We gave the girls’ snowflake stickers and a frozen cake, and I stuffed down my guilt by going overboard on frozen themed party favors, even making them homemade snowflake ornaments. I knew exactly what I was doing as parents and children arrived, wide eyed and shivering, no one knowing exactly how warm to dress, some never having tried on skates, some parents needing to stay to either skate with or at least stand by their children for encouragement. Now that drop offs are beginning to wane, I am becoming the only parent that always has to stay. Not very fun at the swim party, where I embarrassingly have had to get in my bathing suit in front of a mother and father I don’t know very well.

Now I saw the look I often have in other people’s faces. Concern and uncertainty. Embarrassment that they may have to participate in a child’s skill that they themselves have no capacity. I saw many of the cute girls from brownies and ballet, for once not being center stage and perfect, having to slip into ill-fitting brown rental skates, as my daughter took out her sleek white ones with the pink runner covers. While other girls clutched uncertainly to the walls, feeling off balance, overwhelmed, unsteady, and filled with anxiety about being left, or of falling down, or simply frustration that other kids were doing better, my child skated effortlessly in her beautiful Elsa dress. It was exhilarating. The metaphor of the movie even seemed to fit. My daughter was the misunderstood ice queen, unable to control or regulate. Wanting badly to connect, but frozen out, misunderstood. And today, in the cold, frozen rink, it didn’t matter. She was elegant and beautiful. She did look like the queen.

Before you think I am purely selfish, I was of course on hand to help the other girls, as were her brother’s, to coax and hold, and assist them. It was only after I booked the party that I realized that lessons were not included.

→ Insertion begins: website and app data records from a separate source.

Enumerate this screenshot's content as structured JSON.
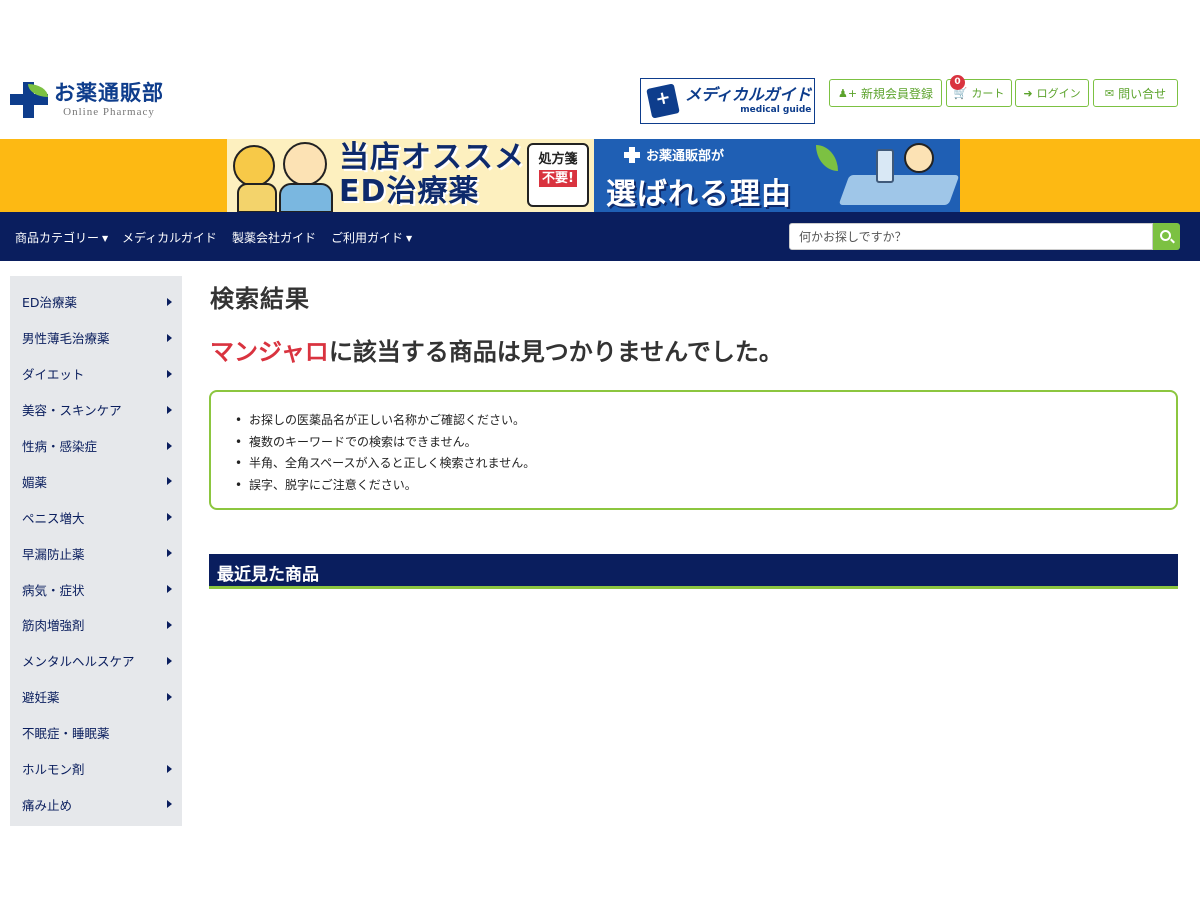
{
  "header": {
    "logo_title": "お薬通販部",
    "logo_sub": "Online Pharmacy",
    "medical_guide_title": "メディカルガイド",
    "medical_guide_sub": "medical guide",
    "register_label": "新規会員登録",
    "cart_label": "カート",
    "cart_count": "0",
    "login_label": "ログイン",
    "contact_label": "問い合せ"
  },
  "banner": {
    "headline": "当店オススメ\nED治療薬",
    "stamp_line1": "処方箋",
    "stamp_line2": "不要!",
    "brand_small": "お薬通販部が",
    "brand_big": "選ばれる理由"
  },
  "nav": {
    "items": [
      {
        "label": "商品カテゴリー",
        "has_caret": true
      },
      {
        "label": "メディカルガイド",
        "has_caret": false
      },
      {
        "label": "製薬会社ガイド",
        "has_caret": false
      },
      {
        "label": "ご利用ガイド",
        "has_caret": true
      }
    ],
    "search_placeholder": "何かお探しですか？"
  },
  "sidebar": {
    "items": [
      {
        "label": "ED治療薬",
        "arrow": true
      },
      {
        "label": "男性薄毛治療薬",
        "arrow": true
      },
      {
        "label": "ダイエット",
        "arrow": true
      },
      {
        "label": "美容・スキンケア",
        "arrow": true
      },
      {
        "label": "性病・感染症",
        "arrow": true
      },
      {
        "label": "媚薬",
        "arrow": true
      },
      {
        "label": "ペニス増大",
        "arrow": true
      },
      {
        "label": "早漏防止薬",
        "arrow": true
      },
      {
        "label": "病気・症状",
        "arrow": true
      },
      {
        "label": "筋肉増強剤",
        "arrow": true
      },
      {
        "label": "メンタルヘルスケア",
        "arrow": true
      },
      {
        "label": "避妊薬",
        "arrow": true
      },
      {
        "label": "不眠症・睡眠薬",
        "arrow": false
      },
      {
        "label": "ホルモン剤",
        "arrow": true
      },
      {
        "label": "痛み止め",
        "arrow": true
      }
    ]
  },
  "main": {
    "title": "検索結果",
    "keyword": "マンジャロ",
    "result_suffix": "に該当する商品は見つかりませんでした。",
    "tips": [
      "お探しの医薬品名が正しい名称かご確認ください。",
      "複数のキーワードでの検索はできません。",
      "半角、全角スペースが入ると正しく検索されません。",
      "誤字、脱字にご注意ください。"
    ],
    "recent_heading": "最近見た商品"
  },
  "colors": {
    "navy": "#0a1e5e",
    "green": "#7cc142",
    "banner_yellow": "#fdb913",
    "keyword_red": "#d9333f"
  }
}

I tried to find a teacher, but when one wasn’t available, I thought, hey, my daughter can’t cartwheel, or swim, or perform ballet, even when it is taken for granted that the kids should have the skills to do so. So they could all tough it out and learn too. In truth, they did, as I knew they would. And by far faster and with more ease than my daughter had. Hours to her years. By the end of the party, most, if not all, were on their feet if not taking those first awkward choppy steps.

And, of course, gymnast girl was at the top of the heap. She was the only one of the group to come in her own skates. I could see the fierce determination in her face as she frantically chop, chopped on her skates, looking like one of the Peanuts gang, trying to keep up with my daughter’s glides. It was slightly euphoric. She had probably never in her life come in second. And may never again, against my daughter. But, today she was most definitely second.

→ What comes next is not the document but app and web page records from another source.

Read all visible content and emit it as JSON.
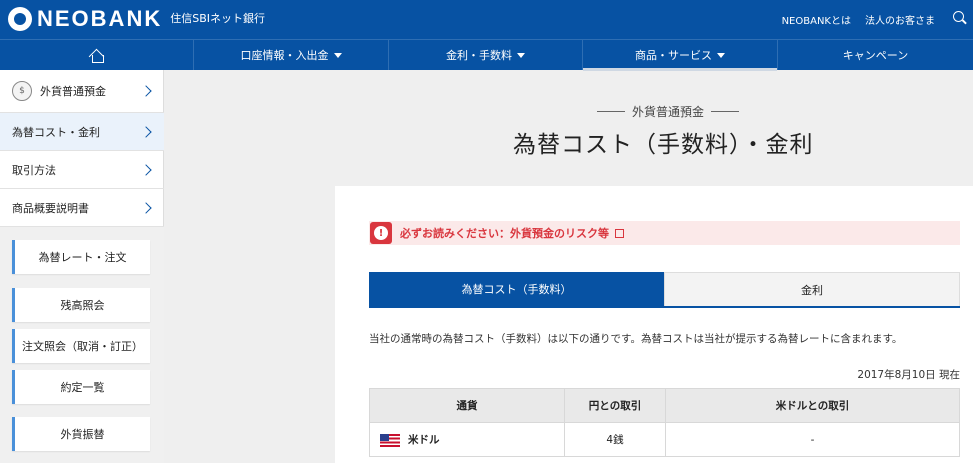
{
  "header": {
    "logo": "NEOBANK",
    "logo_sub": "住信SBIネット銀行",
    "links": [
      "NEOBANKとは",
      "法人のお客さま"
    ]
  },
  "nav": {
    "items": [
      {
        "label": "",
        "icon": "home-icon"
      },
      {
        "label": "口座情報・入出金",
        "dropdown": true
      },
      {
        "label": "金利・手数料",
        "dropdown": true
      },
      {
        "label": "商品・サービス",
        "dropdown": true,
        "active": true
      },
      {
        "label": "キャンペーン",
        "dropdown": false
      }
    ]
  },
  "sidebar": {
    "top": "外貨普通預金",
    "items": [
      "為替コスト・金利",
      "取引方法",
      "商品概要説明書"
    ],
    "sub_buttons": [
      "為替レート・注文",
      "残高照会",
      "注文照会（取消・訂正）",
      "約定一覧",
      "外貨振替"
    ]
  },
  "main": {
    "subtitle": "外貨普通預金",
    "title": "為替コスト（手数料）・金利",
    "warning": "必ずお読みください：外貨預金のリスク等",
    "tabs": [
      "為替コスト（手数料）",
      "金利"
    ],
    "description": "当社の通常時の為替コスト（手数料）は以下の通りです。為替コストは当社が提示する為替レートに含まれます。",
    "as_of": "2017年8月10日 現在",
    "table": {
      "headers": [
        "通貨",
        "円との取引",
        "米ドルとの取引"
      ],
      "rows": [
        {
          "currency": "米ドル",
          "jpy": "4銭",
          "usd": "-"
        }
      ]
    }
  }
}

When the mother came back to pick her up, I saw from the ice that she had cornered my husband. She kept telling us both that her daughter had only skated once. She quizzed and quizzed us about lessons. We knew before the day was out that her little athlete would be signed up for figure skating. Sooner or later we would have to pass her in the rink on her way to junior Olympics. But today was not that day. We were having Frozen cake with thick confectionary sugar icing and rock candy. We were celebrating.

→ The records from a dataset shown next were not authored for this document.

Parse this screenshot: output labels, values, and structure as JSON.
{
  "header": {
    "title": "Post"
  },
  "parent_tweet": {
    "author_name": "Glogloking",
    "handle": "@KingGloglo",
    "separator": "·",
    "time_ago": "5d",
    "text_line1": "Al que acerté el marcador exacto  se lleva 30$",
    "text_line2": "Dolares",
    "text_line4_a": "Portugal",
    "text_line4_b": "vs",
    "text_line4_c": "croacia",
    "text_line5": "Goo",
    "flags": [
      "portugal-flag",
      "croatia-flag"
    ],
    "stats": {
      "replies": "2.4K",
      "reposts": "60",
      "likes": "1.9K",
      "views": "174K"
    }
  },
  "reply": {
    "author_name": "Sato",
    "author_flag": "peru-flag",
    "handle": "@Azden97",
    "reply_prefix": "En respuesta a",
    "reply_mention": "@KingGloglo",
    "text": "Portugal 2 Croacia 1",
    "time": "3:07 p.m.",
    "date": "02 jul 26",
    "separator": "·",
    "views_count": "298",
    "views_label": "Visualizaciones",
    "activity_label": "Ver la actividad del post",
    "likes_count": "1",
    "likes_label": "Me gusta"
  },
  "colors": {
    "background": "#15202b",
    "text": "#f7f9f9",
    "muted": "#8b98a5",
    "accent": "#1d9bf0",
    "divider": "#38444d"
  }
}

Now it is her daughter’s turn. The pity-vite is sitting in my inbox. Every time I think about clicking on it, I see her daughter’s blond ponytail and shiny purple leotard. It is our turn at the bottom. Her turn to shine. I realize that my daughter is invited mostly out of duty. And I know that when her daughter flips and turns on the bars at the amazement of our friends, that the mother will give me that patronizing smile that graced my lips at my own daughter’s party. I want to turn it down. I really do. There is nothing I have come to loathe more but being pitied. But at least I have the knowledge that once, if only for that one day, my daughter was not the pitied. She was the competition.